However, I’m also really bad at going to museums in my day-to-day life. This is particularly silly as A) I live in DC, home to the Smithsonian (aka the largest museum complex in the world, and free, to boot!) as well as a ridic number of other awesome museums, and B) I find visiting museums inspiring and revitalizing to every aspect of my life (professionally, academically, artistically, emotionally).
So on that note, I took January’s trip two weeks ago! Instead of heading into DC, I headed north to Sandy Spring, Maryland, where the Sandy Spring Museum is a community and local history museum (one of my favorite kinds of museum!) that also hosts resident artists and studios. Its permanent display focuses on the primarily Quaker background of Sandy Spring, as well as the day-to-day life in the region during the 18th, 19th, and 20th centuries.

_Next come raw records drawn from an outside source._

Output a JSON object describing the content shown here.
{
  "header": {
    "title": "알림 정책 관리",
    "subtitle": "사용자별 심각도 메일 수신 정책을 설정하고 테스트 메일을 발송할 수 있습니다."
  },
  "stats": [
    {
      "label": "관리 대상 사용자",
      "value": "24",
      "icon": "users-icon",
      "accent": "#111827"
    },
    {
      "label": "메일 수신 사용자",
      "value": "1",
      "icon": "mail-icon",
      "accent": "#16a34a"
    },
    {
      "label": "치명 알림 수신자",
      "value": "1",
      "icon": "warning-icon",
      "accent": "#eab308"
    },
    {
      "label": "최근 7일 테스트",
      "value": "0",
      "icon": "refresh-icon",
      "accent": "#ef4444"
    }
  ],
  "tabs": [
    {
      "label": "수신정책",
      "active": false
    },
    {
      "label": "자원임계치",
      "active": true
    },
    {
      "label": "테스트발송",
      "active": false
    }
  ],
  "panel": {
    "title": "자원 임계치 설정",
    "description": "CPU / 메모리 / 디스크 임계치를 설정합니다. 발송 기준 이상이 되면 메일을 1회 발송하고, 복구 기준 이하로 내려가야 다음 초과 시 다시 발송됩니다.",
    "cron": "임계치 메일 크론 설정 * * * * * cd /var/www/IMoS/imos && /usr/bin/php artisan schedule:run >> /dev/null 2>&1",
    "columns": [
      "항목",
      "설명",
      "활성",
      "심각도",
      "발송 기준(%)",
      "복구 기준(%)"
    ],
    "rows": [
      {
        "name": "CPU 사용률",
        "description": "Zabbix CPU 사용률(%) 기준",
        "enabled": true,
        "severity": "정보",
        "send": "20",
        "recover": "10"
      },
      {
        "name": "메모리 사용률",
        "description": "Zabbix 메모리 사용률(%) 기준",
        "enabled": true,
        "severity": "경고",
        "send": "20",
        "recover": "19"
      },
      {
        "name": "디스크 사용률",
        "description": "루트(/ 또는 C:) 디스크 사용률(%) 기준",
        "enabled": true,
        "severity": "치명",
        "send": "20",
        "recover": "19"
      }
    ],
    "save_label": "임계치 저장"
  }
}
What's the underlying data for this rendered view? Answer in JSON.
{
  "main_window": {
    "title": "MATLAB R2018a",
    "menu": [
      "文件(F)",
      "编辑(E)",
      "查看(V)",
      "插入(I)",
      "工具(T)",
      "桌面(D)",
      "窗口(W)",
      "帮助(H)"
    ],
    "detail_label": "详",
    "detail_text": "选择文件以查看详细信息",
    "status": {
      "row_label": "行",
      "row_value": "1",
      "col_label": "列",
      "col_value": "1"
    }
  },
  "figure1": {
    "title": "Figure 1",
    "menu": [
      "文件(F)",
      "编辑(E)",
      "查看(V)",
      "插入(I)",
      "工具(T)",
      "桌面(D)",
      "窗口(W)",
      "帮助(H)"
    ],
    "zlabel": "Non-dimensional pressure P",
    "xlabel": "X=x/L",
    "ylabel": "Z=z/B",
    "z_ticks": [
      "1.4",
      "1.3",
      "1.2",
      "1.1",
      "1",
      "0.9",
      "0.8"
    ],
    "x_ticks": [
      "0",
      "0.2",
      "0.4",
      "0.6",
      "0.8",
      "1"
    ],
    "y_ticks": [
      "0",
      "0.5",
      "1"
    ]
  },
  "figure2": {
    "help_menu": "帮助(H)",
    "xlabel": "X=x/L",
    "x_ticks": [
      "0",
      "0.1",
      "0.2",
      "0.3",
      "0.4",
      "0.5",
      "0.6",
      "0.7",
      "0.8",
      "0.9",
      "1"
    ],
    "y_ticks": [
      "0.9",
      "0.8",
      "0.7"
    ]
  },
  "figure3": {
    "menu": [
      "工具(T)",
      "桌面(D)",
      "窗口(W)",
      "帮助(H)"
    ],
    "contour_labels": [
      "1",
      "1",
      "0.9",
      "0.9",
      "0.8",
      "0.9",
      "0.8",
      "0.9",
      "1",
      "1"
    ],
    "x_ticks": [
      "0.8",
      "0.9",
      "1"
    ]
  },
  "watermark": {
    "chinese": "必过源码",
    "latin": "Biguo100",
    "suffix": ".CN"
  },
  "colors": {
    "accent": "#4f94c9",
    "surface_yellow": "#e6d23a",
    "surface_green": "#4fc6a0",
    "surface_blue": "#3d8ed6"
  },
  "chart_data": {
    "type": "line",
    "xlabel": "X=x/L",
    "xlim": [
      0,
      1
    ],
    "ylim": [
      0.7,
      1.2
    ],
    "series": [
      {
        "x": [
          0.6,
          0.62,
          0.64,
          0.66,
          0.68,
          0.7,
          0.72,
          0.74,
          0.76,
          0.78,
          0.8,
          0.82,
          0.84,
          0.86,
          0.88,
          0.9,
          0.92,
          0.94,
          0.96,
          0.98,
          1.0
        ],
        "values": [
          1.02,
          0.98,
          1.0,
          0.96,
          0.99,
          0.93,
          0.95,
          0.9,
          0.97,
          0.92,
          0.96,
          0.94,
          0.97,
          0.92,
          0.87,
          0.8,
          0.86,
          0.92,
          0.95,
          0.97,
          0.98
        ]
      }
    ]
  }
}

The reason I chose the Sandy Spring Museum as my first trip of 2016, though, was to view TEXTile Ternions. TEXTile Ternions is a surface design exhibition by Diana Guenther supported by the Margaret M. Conant Grant, which is awarded by the Potomac Fiber Art Guild. Diana is a dear friend, and I was very excited to see the result of her work during the grant, as I’ve followed along in person and on her blog.
Challenging herself by using a limited color palette, Diana’s work interprets the history of the Sandy Spring area by drawing forms and images from museum artifacts. The range of colors she achieved was truly astonishing — I would never have guessed that she had limited her palette to three colors (orange, red, and navy) if I hadn’t been told! The pieces range from nearly grayscale to pastels to primaries, and from subtle to saturated. While a wide variety of artifacts influence the work, there are several particular themes that reoccur across pieces. Many of these themes involve the day-to-day lives in the community, drawing on postcards from Sandy Spring, artifacts collected from the volunteer fire department, and other community engagement. I particularly enjoyed pieces that focused on women’s community involvement, such as pieces inspired by a women’s tennis club or the ladies’ sewing group.
If you are in the DC area, I recommend visiting Sandy Spring Museum. Though it’s a small museum, it is a lovely drive through the countryside of Maryland; combined with a picnic or other small excursions, it would be easy to make a day trip of it.
If you would like to see the TEXTile Ternions exhibition, go NOW
! It hangs until February 8, so you only have a week left!